In the morning I attended a policy panel entitled, "In the Crosshairs: A Look at For-Profit Providers of Higher Education." Panelists included Dr. William Pepicello of the University of Phoenix, Jeff Sandefer of the Acton School of Business & Acton Academy, and Dr. Lynn W. Tatum of Baylor University.
I found this session particularly enlightening, and was disabused of some prejudices against the University of Phoenix. Contrary to some narratives, UOPX is more regulated than any other university. Not only must they answer to the federal Department of Education, but state agencies in 36 states plus the District of Columbia and Puerto Rico. UOPX is also required to be far more transparent than traditional institutions of higher learning, and openly invite all to scrutinize their Academic Annual Report online. Dr. Tatum was less enthusiastic, and presented the viewpoint of the American Association of University Professors (AAUP,) and expressed concern over the for-profit model for faculty accountability. Jeff Sandefer dismissed AAUP as being essentially the "professors union," and suggested the argument was very much about money and AAUP's protection of the status quo against innovators like UOPX.
The second panel I attended was "The Classroom of the Future: Improving Learning Through Technology." Panelists included Utah State Senator Howard Stephenson, President and CEO of the International Association for K-12 Online Learning (iNACOL) Susan Patrick, and Director of Government Relations for TCEA Jennifer Bergland.
This panel gave me the most concern. All three panelists were positively giddy about embracing technology in K-12 education, but didn't really touch on the drawbacks. They used some of those old progressivist buzzwords that decry teachers as authorities, and one speaker even showed a photo of a baby in a crib using an iPhone and uttered that phrase I find so troubling: "The next generation is different." I would suggest that the next generation uses different tools and methods of communication, but are still the same human souls that were born 100, 1,000 or 4,000 years ago. Embedded in those statements about how children today are 'different,' is the potential for dismissing anything and everything that is actually true for human souls at all times and in all places.
For the record, I'm not exactly a Neo-Luddite; I have spearheaded efforts to bring numerous organizations into the technology age, and in our home we have kindles, iPhones, an iPad, laptops, and one desktop. My 12-year old can crank out a highly professional PowerPoint in about 20 minutes, but that same child checks out the maximum 15 books allowed from the local public library each week and reads them. In our home we have embraced technology as a tool, but acknowledge the dangers and drawbacks of an overemphasis (sleep disruption, physical and emotional health, etc.).
Technology in education? Sure, as long as we emphasize solid content, recognize the inherent flaws, and keep it in its place as yet another tool, but not one that will replace real knowledge and advanced thinking.
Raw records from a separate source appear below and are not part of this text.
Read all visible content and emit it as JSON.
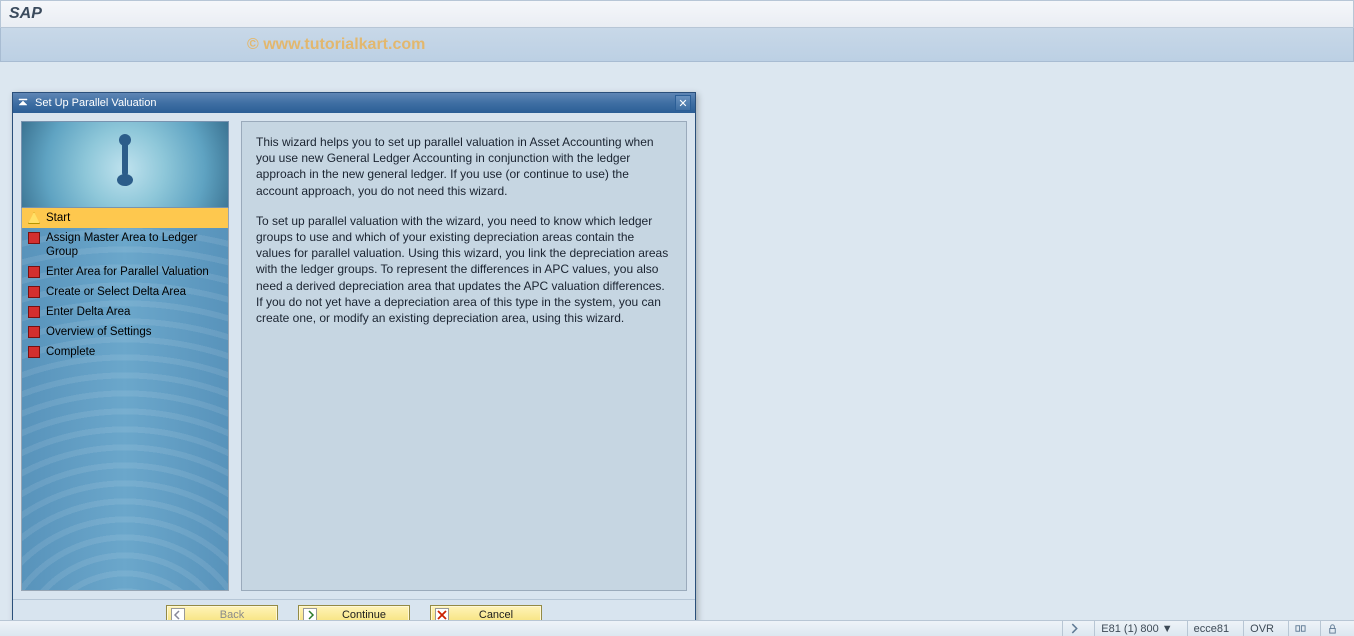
{
  "app": {
    "title": "SAP"
  },
  "watermark": "© www.tutorialkart.com",
  "dialog": {
    "title": "Set Up Parallel Valuation",
    "steps": [
      {
        "label": "Start",
        "status": "active"
      },
      {
        "label": "Assign Master Area to Ledger Group",
        "status": "pending"
      },
      {
        "label": "Enter Area for Parallel Valuation",
        "status": "pending"
      },
      {
        "label": "Create or Select Delta Area",
        "status": "pending"
      },
      {
        "label": "Enter Delta Area",
        "status": "pending"
      },
      {
        "label": "Overview of Settings",
        "status": "pending"
      },
      {
        "label": "Complete",
        "status": "pending"
      }
    ],
    "body": {
      "para1": "This wizard helps you to set up parallel valuation in Asset Accounting when you use new General Ledger Accounting in conjunction with the ledger approach in the new general ledger. If you use (or continue to use) the account approach, you do not need this wizard.",
      "para2": "To set up parallel valuation with the wizard, you need to know which ledger groups to use and which of your existing depreciation areas contain the values for parallel valuation. Using this wizard, you link the depreciation areas with the ledger groups. To represent the differences in APC values, you also need a derived depreciation area that updates the APC valuation differences. If you do not yet have a depreciation area of this type in the system, you can create one, or modify an existing depreciation area, using this wizard."
    },
    "buttons": {
      "back": "Back",
      "continue": "Continue",
      "cancel": "Cancel"
    }
  },
  "statusbar": {
    "system": "E81 (1) 800",
    "server": "ecce81",
    "mode": "OVR"
  }
}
The last event was a closing luncheon featuring Newt Gingrich, who was introduced by Lt. Governor David Dewhurst, the latter sounding much more conservative these days. Gingrich also jumped on the technology in education bandwagon (suggesting that Texas invite the folks at World of Warcraft to come up with quality educational games,) and even stating that computers are making students better writers. Of course this prompted one of my fellow bloggers to tweet: "newtginrich iz sayin puters mk kdz wrt btr. I iz skptical.
Gingrich did boldly propose that the current political climate could bring about a dramatically better American government, and encouraged all to engage the 311 million Americans who want a better life. We on the Right must listen to their concerns and show them the better value of Conservatism.
I was very pleased to see that all four members of Williamson County's legislative representation, Senator Charles Schwertner, Representative Larry Gonzales, Representative Tony Dale, and Rep Marsha Farney, attended some part of the orientation. They have a tough five months ahead of them, and my prayers are with them.